“He considers it a part of his philosophical business to reach a mass audience through his [works] without diluting that one main idea which permeates much of his writing: justice.” William Gillis, writing in the German Quarterly, 1962 Introduction The impoverished town of Guellen looks to multi-millionaire Claire […]
Glengarry Glen Ross is a Pulitzer prize-winning play by David Mamet. It tells the story of a group of salesmen working for a dubious real-estate firm. Head office has a shock in store for the men: a new sales competition is being launched. The top prize is a new Cadillac car. But, in a week’s time, anyone who’s not performing will be fired.
When George Bernard Shaw (1856–1950) was awarded the Nobel Prize in literature in 1925, he was praised for turning “his weapons against everything that he conceives of as prejudice.” This is clearly true of Pygmalion, which was premiered in German in Vienna in 1913. The play is a modern interpretation of an ancient myth, the tale of Pygmalion and Galatea. In Shaw’s rendition, Higgins, a teacher, “creates” Eliza, his pupil, by teaching her to speak like a duchess – a transformation that allows Shaw to attack the superficial class prejudices of his time.
The Merchant of Venice revolves around the taking of a loan from a Jewish moneylender called Shylock, one of Shakespeare’s most powerful fictional characters.

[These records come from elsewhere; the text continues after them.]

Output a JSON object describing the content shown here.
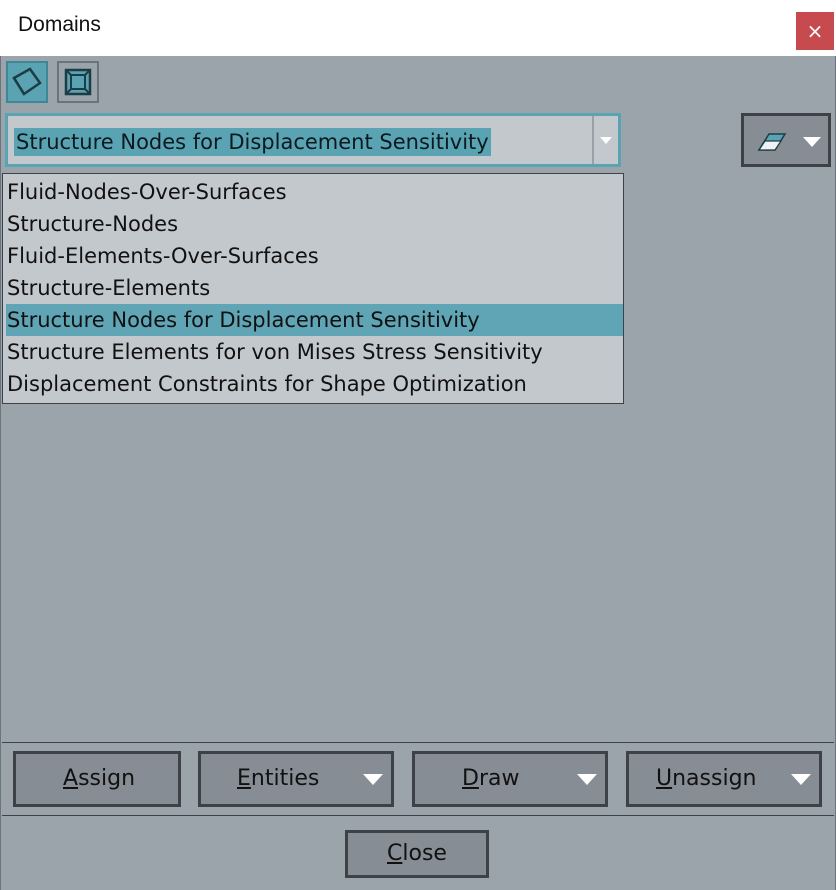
{
  "window": {
    "title": "Domains",
    "close_glyph": "×"
  },
  "toolbar": {
    "icons": [
      {
        "name": "surface-domain-icon",
        "active": true
      },
      {
        "name": "volume-domain-icon",
        "active": false
      }
    ]
  },
  "domain_select": {
    "value": "Structure Nodes for Displacement Sensitivity"
  },
  "visibility_button": {
    "icon": "eraser-display-icon"
  },
  "domain_list": {
    "items": [
      "Fluid-Nodes-Over-Surfaces",
      "Structure-Nodes",
      "Fluid-Elements-Over-Surfaces",
      "Structure-Elements",
      "Structure Nodes for Displacement Sensitivity",
      "Structure Elements for von Mises Stress Sensitivity",
      "Displacement Constraints for Shape Optimization"
    ],
    "selected_index": 4
  },
  "actions": {
    "assign": {
      "first": "A",
      "rest": "ssign"
    },
    "entities": {
      "first": "E",
      "rest": "ntities"
    },
    "draw": {
      "first": "D",
      "rest": "raw"
    },
    "unassign": {
      "first": "U",
      "rest": "nassign"
    }
  },
  "footer": {
    "close": {
      "first": "C",
      "rest": "lose"
    }
  },
  "colors": {
    "accent": "#5aa3b3",
    "background": "#9ba3ab",
    "list_bg": "#c3c8cd",
    "close_red": "#c74a4f"
  }
}
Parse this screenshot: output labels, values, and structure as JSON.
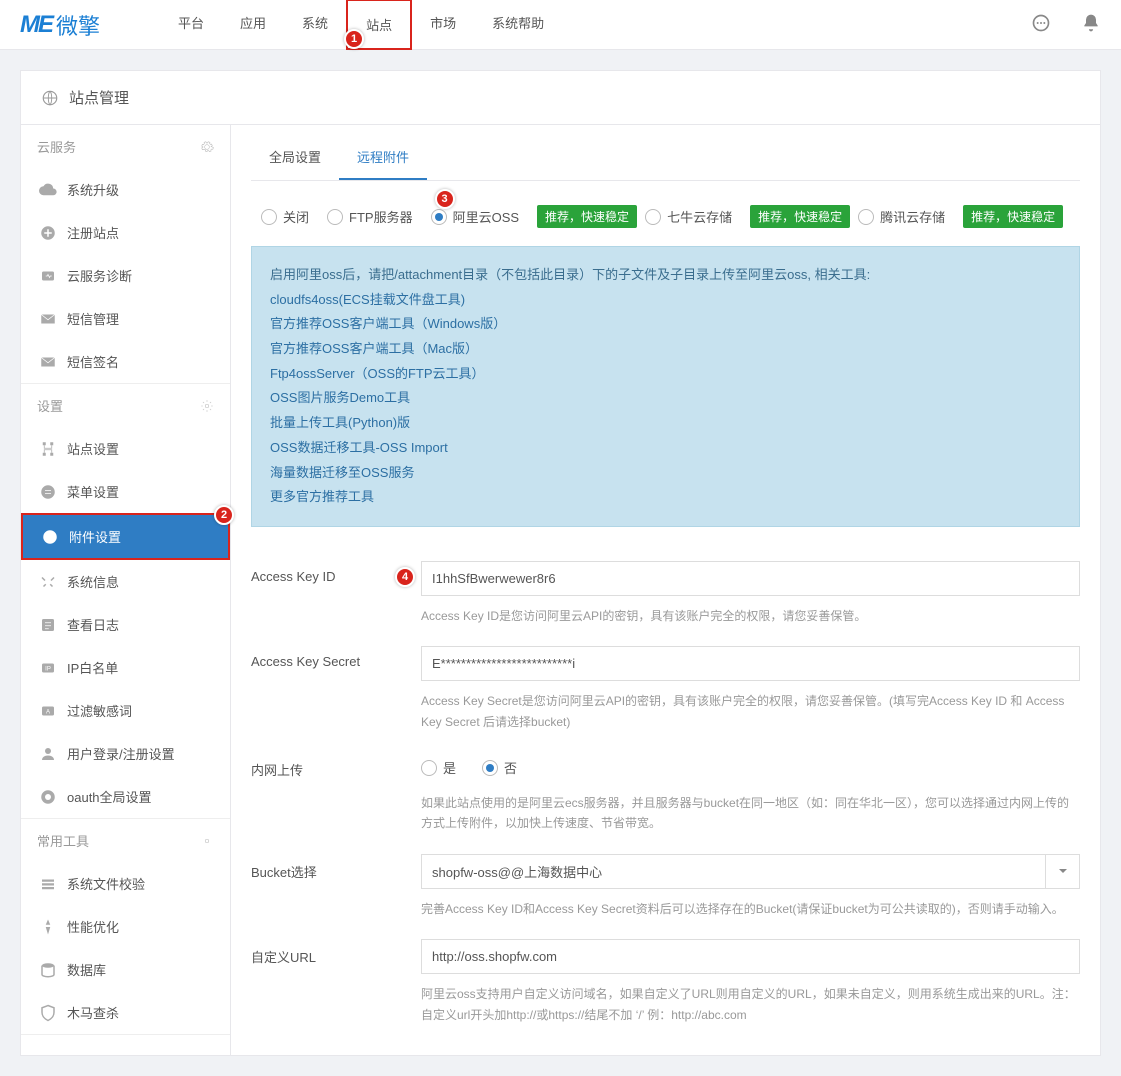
{
  "logo": {
    "mark": "ME",
    "text": "微擎"
  },
  "topnav": [
    "平台",
    "应用",
    "系统",
    "站点",
    "市场",
    "系统帮助"
  ],
  "page_title": "站点管理",
  "sidebar": {
    "groups": [
      {
        "title": "云服务",
        "items": [
          {
            "label": "系统升级"
          },
          {
            "label": "注册站点"
          },
          {
            "label": "云服务诊断"
          },
          {
            "label": "短信管理"
          },
          {
            "label": "短信签名"
          }
        ]
      },
      {
        "title": "设置",
        "items": [
          {
            "label": "站点设置"
          },
          {
            "label": "菜单设置"
          },
          {
            "label": "附件设置",
            "active": true
          },
          {
            "label": "系统信息"
          },
          {
            "label": "查看日志"
          },
          {
            "label": "IP白名单"
          },
          {
            "label": "过滤敏感词"
          },
          {
            "label": "用户登录/注册设置"
          },
          {
            "label": "oauth全局设置"
          }
        ]
      },
      {
        "title": "常用工具",
        "items": [
          {
            "label": "系统文件校验"
          },
          {
            "label": "性能优化"
          },
          {
            "label": "数据库"
          },
          {
            "label": "木马查杀"
          }
        ]
      }
    ]
  },
  "tabs": [
    {
      "label": "全局设置"
    },
    {
      "label": "远程附件",
      "active": true
    }
  ],
  "remote_options": {
    "items": [
      {
        "label": "关闭"
      },
      {
        "label": "FTP服务器"
      },
      {
        "label": "阿里云OSS",
        "checked": true,
        "badge": "推荐，快速稳定"
      },
      {
        "label": "七牛云存储",
        "badge": "推荐，快速稳定"
      },
      {
        "label": "腾讯云存储",
        "badge": "推荐，快速稳定"
      }
    ]
  },
  "infobox": {
    "line1": "启用阿里oss后，请把/attachment目录（不包括此目录）下的子文件及子目录上传至阿里云oss, 相关工具:",
    "links": [
      "cloudfs4oss(ECS挂载文件盘工具)",
      "官方推荐OSS客户端工具（Windows版）",
      "官方推荐OSS客户端工具（Mac版）",
      "Ftp4ossServer（OSS的FTP云工具）",
      "OSS图片服务Demo工具",
      "批量上传工具(Python)版",
      "OSS数据迁移工具-OSS Import",
      "海量数据迁移至OSS服务",
      "更多官方推荐工具"
    ]
  },
  "form": {
    "access_key_id": {
      "label": "Access Key ID",
      "value": "I1hhSfBwerwewer8r6",
      "help": "Access Key ID是您访问阿里云API的密钥，具有该账户完全的权限，请您妥善保管。"
    },
    "access_key_secret": {
      "label": "Access Key Secret",
      "value": "E**************************i",
      "help": "Access Key Secret是您访问阿里云API的密钥，具有该账户完全的权限，请您妥善保管。(填写完Access Key ID 和 Access Key Secret 后请选择bucket)"
    },
    "internal": {
      "label": "内网上传",
      "yes": "是",
      "no": "否",
      "help": "如果此站点使用的是阿里云ecs服务器，并且服务器与bucket在同一地区（如：同在华北一区），您可以选择通过内网上传的方式上传附件，以加快上传速度、节省带宽。"
    },
    "bucket": {
      "label": "Bucket选择",
      "value": "shopfw-oss@@上海数据中心",
      "help": "完善Access Key ID和Access Key Secret资料后可以选择存在的Bucket(请保证bucket为可公共读取的)，否则请手动输入。"
    },
    "custom_url": {
      "label": "自定义URL",
      "value": "http://oss.shopfw.com",
      "help": "阿里云oss支持用户自定义访问域名，如果自定义了URL则用自定义的URL，如果未自定义，则用系统生成出来的URL。注：自定义url开头加http://或https://结尾不加   ‘/’  例：http://abc.com"
    }
  },
  "nums": {
    "n1": "1",
    "n2": "2",
    "n3": "3",
    "n4": "4"
  }
}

Shylock agrees to lend Antonio 3,000 ducats for three months: if the loan is not repaid in time, he will demand a pound of the merchant’s flesh.